all the local 'lee scarp' animals more probable than
an single fortuitous dune collapse during a flood.
Seismicity also resolves the behavioral questions
raised previously...

--- Phil Bigelow <bigelowp@juno.com> wrote:

> 
> 
> On Sat, 23 Jul 2005 08:47:51 +0100 (BST) Aidan
> Karley
> <aidan_karley@yahoo.co.uk> writes:
> > 
> > --- Phil Bigelow <bigelowp@juno.com> wrote:
> 
> > > The burial has been interpreted to be the result
> of a sudden 
> > massive
> > > dune
> > > collapse.
> > > The Ankie baby clutch is also thought to have
> been buried by a 
> > dune

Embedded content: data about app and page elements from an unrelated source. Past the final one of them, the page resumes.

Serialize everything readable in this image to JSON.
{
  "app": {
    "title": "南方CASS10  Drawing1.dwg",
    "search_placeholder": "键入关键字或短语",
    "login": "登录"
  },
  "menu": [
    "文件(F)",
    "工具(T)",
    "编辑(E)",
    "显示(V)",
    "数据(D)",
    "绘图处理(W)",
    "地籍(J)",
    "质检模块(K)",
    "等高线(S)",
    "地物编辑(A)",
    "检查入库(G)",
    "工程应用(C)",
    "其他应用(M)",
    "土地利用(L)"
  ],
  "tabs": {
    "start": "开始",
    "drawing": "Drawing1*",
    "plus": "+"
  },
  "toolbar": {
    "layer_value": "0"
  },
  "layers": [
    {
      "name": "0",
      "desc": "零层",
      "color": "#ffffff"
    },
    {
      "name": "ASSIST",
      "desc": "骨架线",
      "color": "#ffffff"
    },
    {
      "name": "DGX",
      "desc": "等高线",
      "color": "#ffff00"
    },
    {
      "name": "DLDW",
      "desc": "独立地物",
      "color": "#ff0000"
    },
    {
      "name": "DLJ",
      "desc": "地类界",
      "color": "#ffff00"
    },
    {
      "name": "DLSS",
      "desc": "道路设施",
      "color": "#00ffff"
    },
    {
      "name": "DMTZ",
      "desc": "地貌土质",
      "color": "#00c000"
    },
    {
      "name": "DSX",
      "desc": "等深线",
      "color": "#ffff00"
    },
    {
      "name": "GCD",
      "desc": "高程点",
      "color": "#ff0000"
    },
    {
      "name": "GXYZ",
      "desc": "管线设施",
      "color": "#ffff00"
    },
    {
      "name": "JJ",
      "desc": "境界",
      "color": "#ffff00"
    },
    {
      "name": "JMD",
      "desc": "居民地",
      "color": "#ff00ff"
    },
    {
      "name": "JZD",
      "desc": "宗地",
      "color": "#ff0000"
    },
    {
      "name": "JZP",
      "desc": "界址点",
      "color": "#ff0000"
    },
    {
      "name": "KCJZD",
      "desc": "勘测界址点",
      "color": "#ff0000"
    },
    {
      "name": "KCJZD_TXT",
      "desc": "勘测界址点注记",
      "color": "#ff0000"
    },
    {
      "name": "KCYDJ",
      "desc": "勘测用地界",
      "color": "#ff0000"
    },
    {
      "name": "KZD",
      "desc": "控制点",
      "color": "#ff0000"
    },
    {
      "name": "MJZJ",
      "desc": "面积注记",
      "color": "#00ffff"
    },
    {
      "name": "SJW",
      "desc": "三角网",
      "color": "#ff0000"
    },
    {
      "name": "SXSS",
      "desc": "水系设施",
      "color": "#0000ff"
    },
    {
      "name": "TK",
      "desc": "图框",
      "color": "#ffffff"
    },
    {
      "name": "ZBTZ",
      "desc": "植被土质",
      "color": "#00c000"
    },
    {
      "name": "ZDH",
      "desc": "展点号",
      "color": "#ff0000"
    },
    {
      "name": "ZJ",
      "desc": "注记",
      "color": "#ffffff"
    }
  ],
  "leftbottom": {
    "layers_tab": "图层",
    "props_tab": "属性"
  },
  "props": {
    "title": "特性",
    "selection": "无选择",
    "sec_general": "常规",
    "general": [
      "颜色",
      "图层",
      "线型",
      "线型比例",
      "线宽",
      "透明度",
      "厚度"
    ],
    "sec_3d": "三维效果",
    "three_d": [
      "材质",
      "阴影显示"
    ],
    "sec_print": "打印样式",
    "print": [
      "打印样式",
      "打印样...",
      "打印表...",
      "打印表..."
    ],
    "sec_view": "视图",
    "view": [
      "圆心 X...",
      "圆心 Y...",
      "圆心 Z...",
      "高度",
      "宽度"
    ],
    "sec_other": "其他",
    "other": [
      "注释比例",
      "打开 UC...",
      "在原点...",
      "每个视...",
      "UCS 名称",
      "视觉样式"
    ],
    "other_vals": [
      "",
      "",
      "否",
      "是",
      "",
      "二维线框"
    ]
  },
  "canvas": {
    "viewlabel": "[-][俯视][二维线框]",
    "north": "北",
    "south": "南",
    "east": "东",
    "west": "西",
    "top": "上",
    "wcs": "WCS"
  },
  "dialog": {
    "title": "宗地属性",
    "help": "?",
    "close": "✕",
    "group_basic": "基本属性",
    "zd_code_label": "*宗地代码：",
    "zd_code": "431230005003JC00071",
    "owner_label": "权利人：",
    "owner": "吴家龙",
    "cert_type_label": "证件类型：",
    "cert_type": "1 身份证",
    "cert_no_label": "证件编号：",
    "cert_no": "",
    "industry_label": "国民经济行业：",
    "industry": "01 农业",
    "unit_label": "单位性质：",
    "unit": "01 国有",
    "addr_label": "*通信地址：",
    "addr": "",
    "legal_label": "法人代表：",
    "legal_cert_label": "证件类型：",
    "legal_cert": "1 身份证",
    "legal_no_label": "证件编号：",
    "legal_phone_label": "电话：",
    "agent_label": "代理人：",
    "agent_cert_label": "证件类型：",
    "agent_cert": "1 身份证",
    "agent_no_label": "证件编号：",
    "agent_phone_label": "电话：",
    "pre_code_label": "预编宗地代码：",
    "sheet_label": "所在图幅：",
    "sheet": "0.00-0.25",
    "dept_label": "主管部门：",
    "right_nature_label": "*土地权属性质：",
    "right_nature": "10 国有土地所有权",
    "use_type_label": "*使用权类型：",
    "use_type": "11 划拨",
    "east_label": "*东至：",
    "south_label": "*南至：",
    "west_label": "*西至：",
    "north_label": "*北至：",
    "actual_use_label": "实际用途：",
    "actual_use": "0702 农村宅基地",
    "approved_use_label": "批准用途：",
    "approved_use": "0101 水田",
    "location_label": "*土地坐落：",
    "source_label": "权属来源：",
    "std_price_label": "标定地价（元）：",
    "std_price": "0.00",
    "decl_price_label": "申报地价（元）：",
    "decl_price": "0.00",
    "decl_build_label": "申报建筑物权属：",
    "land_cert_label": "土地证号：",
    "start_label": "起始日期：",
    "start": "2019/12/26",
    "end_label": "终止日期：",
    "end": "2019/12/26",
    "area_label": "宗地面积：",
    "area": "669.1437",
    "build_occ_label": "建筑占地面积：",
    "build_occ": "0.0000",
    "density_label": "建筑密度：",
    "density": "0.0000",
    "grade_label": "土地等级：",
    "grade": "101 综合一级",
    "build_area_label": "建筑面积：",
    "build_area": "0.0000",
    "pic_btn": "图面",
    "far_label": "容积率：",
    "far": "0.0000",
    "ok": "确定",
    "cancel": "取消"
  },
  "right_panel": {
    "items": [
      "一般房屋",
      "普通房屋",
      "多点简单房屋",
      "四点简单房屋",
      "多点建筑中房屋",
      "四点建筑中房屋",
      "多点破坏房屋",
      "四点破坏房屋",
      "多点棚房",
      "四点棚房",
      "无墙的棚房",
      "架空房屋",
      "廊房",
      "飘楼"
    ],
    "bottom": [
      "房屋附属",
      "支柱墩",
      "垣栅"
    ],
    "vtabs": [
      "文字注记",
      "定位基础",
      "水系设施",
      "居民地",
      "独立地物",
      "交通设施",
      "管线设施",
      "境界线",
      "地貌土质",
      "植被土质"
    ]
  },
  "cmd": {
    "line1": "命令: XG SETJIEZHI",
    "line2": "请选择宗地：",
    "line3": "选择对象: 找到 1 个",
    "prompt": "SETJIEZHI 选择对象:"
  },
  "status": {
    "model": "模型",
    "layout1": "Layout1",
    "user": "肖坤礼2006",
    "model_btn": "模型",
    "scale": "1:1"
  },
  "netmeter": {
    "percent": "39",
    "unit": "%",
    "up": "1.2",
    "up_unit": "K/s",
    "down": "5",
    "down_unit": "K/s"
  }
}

> > > collapse. 
> 
> 
> >     Something would have been necessary to change
> the structural
> > strength of the dune to get a collapse flow of
> some metres of
> > thickness. The normal lee scarp flows on aeolian
> dunes are what? - a
> > few mm thick? I'm trying to work up a scenario to
> generate such a
> > strength change.
> 
> 
> Ever since the dune-collapse idea first arose, I
> have thought that its
> hypothesized sediment mechanics characteristics
> would make a good masters
> thesis.
> 
> Lee scarp stability depends on grain size, grain
> shape, grain wetting,
> geometry of the grain packing (random, imbricated,
> face-centered,
> body-centered, close packed, tight packed, etc.),
> overburden (if any),
> angle of repose, and who knows what else.
> 
> This would be a good old-fashioned sediment
> engineering study, the way
> your grandpa used to do it***.  It could be a major
> contribution, all
> done by an enterprising student.
> 
> ***Walking 16 miles to school in the snow every
> morning, with no shoes,
> and with only a slide rule and a stale crust of
> bread for companionship
> at night.
> 
> <pb>
> --
> 
> 
> 
> 
>